I’m writing today from a small cafe in a remote town in Colorado, a week after attending yet another amazing SXSW Interactive festival in Austin, Texas.
Once again, SXSW was incredibly informative and inspirational, highlighting cutting edge innovation and thinking from industry leaders and up-and-comers.
But, for me at least, the most noticeable thing at SXSW was what was missing, especially in the enormous Trade Show hall. As usual there were dozens of exhibitors with new technology, plenty of robotics, 3D printing, drones and marketing software.
But this year the Trade Show seemed to be dominated by countries and regions sharing their own tech industry news and start-ups. They were encouraging to 30,000 plus cashed-up, highly educated and entrepreneurial visitors to come and do business with them, to relocate, to support their start-up businesses, to invest.
Besides the many states and regions of the USA on display, there were impressive stands for countries including Ireland, Great Britain, Brasil, Puerto Rico and New Zealand.
Who was missing? Australia. No display, no presence at the world’s biggest technology festival.
In fact the only sign of Australia was the smattering of Aussie accents wandering the city. Many of us made the pilgrimage to Austin to learn more and do business. (In fact, I picked up several business opportunities of my own simply by attending and chatting to people).
But the problem is that most of us are doing it ourselves, with no coordinated industry of government support. It really hit home to me that Australia runs a real risk of being left behind in the modern tech revolution. While we are still arguing the toss over high-speed broadband and seeing little government support of innovation, the rest of the world is taking bold steps to be at the forefront of the new economy.
And here is some perspective on why Australia needs to have a presence at SXSW (and other events…this isn’t just about SXSW) and also fostering similar events at home…..
The impact of SXSW 2014 on the city of Austin’s economy was revealed to be a staggering $315 million.
SXSW Interactive director Hugh Forrest told the Austin Business Journal that the figure is roughly 65% of the impact that a city like New Orleans sees from hosting the Super Bowl. It’s nearly a third of the net impact that the 2012 Olympics had on London.
And Australia was nowhere to be seen.
To me it is symbolic of the lack of importance our country is placing upon innovation.
This weekend I will be meeting up with some Australians who have relocated to Boulder, Colorado to work on their own start-ups.
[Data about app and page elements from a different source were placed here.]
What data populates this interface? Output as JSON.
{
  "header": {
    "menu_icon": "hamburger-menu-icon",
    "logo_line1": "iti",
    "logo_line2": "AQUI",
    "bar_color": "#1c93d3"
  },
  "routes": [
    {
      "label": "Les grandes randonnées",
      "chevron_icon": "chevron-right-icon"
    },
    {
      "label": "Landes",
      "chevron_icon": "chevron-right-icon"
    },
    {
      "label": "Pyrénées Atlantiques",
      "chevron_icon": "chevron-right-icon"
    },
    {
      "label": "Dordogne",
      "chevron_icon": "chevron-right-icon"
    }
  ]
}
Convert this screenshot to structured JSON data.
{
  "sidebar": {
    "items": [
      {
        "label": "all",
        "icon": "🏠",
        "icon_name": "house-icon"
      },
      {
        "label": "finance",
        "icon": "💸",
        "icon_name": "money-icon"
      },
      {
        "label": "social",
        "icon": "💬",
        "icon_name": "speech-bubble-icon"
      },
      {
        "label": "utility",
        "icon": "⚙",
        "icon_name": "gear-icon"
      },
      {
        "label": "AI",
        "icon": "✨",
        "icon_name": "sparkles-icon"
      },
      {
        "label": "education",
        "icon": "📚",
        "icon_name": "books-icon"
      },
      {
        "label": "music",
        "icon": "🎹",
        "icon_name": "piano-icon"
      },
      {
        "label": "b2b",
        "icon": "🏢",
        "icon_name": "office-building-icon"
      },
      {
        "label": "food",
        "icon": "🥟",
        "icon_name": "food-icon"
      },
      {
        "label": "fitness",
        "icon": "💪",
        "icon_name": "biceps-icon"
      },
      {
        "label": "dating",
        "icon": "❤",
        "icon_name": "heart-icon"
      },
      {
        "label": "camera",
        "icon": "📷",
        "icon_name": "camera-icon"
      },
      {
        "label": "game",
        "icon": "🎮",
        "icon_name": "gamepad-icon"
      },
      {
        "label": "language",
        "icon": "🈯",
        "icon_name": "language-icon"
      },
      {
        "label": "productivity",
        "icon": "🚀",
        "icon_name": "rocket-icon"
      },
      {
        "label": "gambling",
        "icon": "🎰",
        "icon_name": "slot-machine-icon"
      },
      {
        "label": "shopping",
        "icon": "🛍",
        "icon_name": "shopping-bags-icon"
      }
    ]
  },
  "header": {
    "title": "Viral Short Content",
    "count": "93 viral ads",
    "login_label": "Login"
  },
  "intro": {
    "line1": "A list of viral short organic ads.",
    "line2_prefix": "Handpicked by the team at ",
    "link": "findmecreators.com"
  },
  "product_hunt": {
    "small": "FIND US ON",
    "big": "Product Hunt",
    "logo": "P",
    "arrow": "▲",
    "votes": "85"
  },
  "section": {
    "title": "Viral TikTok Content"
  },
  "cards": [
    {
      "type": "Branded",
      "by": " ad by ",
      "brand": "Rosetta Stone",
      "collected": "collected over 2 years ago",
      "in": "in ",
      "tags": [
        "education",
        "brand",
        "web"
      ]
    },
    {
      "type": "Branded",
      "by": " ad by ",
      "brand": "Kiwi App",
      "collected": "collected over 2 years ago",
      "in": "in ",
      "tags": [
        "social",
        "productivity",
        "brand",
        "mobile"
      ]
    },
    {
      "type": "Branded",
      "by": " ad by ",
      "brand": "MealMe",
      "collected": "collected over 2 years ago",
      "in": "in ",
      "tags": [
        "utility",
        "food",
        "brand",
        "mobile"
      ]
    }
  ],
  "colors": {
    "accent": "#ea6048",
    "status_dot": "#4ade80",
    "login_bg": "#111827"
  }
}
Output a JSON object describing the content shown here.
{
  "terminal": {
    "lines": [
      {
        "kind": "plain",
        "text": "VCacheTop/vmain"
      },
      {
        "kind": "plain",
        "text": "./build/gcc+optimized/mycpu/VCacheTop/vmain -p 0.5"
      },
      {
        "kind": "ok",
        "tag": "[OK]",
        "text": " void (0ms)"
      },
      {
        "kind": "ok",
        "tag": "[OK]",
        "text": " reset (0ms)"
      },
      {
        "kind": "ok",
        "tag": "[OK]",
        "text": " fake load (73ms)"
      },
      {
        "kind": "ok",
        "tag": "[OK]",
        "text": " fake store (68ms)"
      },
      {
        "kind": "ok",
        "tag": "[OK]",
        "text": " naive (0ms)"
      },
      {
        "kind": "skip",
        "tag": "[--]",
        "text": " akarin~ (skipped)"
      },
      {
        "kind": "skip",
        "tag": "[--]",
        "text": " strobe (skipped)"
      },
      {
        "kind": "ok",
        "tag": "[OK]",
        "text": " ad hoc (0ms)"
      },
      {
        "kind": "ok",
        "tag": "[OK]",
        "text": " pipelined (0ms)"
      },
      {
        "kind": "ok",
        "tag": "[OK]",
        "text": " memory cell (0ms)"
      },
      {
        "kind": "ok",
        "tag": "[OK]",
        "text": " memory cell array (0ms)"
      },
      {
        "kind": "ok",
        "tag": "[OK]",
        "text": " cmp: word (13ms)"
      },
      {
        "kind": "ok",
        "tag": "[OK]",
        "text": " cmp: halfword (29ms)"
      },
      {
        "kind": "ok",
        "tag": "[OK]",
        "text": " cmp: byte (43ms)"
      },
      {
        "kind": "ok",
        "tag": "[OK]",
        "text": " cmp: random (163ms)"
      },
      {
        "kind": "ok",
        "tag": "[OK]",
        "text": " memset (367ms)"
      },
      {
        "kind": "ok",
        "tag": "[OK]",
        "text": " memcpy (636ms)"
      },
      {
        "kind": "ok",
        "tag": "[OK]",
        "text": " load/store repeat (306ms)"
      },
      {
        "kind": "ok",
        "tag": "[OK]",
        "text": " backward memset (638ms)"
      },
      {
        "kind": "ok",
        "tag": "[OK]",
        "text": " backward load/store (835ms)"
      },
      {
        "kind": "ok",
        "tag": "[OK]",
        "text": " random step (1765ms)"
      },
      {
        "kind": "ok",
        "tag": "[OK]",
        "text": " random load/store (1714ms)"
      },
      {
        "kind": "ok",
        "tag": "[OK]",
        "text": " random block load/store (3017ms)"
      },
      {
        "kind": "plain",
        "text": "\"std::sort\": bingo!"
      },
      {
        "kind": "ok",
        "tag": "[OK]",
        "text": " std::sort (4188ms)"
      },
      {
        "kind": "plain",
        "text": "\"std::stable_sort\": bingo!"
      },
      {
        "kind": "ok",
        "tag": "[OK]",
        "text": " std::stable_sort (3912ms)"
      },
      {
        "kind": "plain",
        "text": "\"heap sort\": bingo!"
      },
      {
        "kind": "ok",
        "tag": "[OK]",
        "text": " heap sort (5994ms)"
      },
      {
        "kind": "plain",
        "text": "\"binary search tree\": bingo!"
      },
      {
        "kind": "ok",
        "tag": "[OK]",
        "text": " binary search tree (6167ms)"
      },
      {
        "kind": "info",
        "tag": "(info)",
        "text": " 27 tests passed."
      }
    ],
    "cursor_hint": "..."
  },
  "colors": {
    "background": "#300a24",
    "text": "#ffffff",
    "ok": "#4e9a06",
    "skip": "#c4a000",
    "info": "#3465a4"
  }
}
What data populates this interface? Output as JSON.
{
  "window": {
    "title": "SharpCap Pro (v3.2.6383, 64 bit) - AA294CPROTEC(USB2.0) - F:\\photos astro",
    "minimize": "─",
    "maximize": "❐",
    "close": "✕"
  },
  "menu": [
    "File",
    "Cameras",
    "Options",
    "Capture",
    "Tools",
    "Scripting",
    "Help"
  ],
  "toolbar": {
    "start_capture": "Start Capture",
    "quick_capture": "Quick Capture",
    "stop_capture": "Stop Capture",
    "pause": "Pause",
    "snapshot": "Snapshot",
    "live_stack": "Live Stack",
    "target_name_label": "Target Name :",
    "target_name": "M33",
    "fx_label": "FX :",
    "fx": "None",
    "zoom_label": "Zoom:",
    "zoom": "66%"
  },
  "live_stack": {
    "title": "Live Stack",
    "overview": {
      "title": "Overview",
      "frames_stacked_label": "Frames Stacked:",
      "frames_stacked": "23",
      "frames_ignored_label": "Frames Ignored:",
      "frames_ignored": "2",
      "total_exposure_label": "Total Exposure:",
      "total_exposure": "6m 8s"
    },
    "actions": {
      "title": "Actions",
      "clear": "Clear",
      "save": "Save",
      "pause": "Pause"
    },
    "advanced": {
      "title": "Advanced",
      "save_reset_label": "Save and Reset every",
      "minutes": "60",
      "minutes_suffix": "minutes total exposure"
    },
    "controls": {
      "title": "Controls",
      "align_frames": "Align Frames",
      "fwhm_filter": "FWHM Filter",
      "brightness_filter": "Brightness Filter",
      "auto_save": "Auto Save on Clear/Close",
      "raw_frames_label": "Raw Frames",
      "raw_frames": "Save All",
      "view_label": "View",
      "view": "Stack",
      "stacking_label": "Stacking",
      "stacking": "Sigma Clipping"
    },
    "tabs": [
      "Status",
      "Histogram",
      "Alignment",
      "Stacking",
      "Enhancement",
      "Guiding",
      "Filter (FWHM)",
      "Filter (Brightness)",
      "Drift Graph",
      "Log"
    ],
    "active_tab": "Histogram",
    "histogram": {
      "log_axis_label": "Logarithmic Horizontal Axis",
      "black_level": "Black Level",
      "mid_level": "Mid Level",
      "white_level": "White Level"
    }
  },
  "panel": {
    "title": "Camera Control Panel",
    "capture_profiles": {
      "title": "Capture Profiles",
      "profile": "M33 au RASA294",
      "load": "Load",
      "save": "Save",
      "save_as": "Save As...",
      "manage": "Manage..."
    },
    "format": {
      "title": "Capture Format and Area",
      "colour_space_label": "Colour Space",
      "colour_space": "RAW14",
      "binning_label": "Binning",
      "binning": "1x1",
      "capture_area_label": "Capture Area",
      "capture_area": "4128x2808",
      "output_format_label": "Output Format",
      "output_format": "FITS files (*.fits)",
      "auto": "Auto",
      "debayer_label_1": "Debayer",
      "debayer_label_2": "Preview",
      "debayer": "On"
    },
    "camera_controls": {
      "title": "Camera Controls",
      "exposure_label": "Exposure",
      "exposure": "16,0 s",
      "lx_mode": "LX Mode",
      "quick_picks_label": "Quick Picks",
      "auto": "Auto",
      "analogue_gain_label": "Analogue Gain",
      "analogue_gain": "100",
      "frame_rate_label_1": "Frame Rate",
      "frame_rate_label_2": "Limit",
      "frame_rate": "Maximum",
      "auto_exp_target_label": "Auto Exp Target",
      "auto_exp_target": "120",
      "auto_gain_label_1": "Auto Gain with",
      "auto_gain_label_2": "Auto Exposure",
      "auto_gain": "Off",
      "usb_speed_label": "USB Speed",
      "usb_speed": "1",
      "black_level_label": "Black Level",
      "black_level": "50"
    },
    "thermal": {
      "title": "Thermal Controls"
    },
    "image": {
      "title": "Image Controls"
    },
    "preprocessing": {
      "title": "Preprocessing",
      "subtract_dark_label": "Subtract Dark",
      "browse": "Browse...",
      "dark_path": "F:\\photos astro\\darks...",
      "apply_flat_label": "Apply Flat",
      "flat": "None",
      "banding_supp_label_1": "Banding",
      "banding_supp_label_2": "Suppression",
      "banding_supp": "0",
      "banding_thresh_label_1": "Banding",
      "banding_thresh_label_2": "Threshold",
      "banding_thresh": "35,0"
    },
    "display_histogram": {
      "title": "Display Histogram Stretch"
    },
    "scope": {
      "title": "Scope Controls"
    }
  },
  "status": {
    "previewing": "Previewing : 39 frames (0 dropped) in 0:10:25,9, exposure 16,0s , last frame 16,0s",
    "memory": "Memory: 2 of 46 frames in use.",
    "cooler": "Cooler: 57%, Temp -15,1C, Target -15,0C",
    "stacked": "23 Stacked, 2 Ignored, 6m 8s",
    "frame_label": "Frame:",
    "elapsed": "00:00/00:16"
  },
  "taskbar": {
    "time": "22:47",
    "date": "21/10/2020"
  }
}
They’re in Boulder because of the exciting start-up community and tech network and positive spirit of innovation.
I’m sure I’ll be inspired by what I see, but depressed when I think of how far behind Australia is falling.